The National Geographic Society is all about animals, nature and culture, and now they have a credit card having partnered with First Bankcard to launch the National Geographic Visa Card, which offers double points on all National Geographic purchases and one point on everything else.

With this card people also earn 5,000 bonus points once they spend a minimum of $1,500 with their new card during the first three months. There are no limits on how many points can be earned during the year, and through the Maximum Rewards program points can be redeemed for merchandise, gift cards/certificates, and cash back as a statement credit. They can also be used for travel, which includes airline tickets, hotel stays and car rentals.

The extras

Once approved for the National Geographic Visa Card people can take advantage of 0% interest for the first six months they have the card. When making purchases through the online store or catalog they get 20% off and they can also take advantage of a $250 credit when booking National Geographic adventures and expeditions.

A subscription to National Geographic Magazine for one year and access to their newsletter is also part of the benefits that come with this card.

A picture tells a thousand words

In keeping with their theme of conservation, when people sign up they can choose one of five different iconic photographs which are part of the National Geographic archives. Over time, they will also be launching a custom card option which will let cardholders submit photos of their own to be used as cover art on their card.

All proceeds from the card will go toward supporting the Society’s work around the world, including conversation, research, education and global exploration.
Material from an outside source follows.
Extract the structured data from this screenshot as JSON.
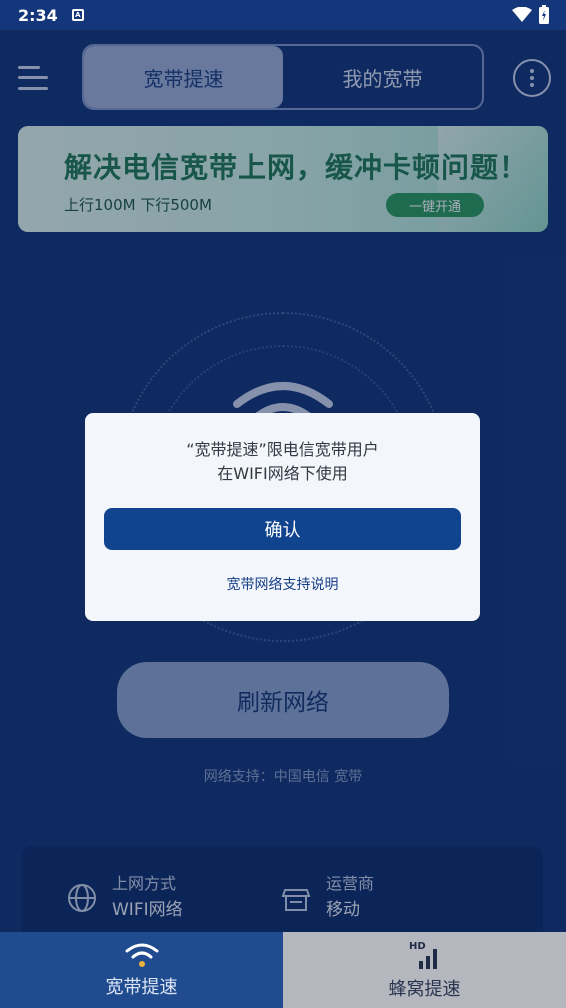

For more information people can visit the website.

National Geographic, a nonprofit scientific and educational institution, was founded in 1988. They are interested in a wide variety of areas including geography, archaeology and natural science, as well as the promotion of environmental and historical conservation.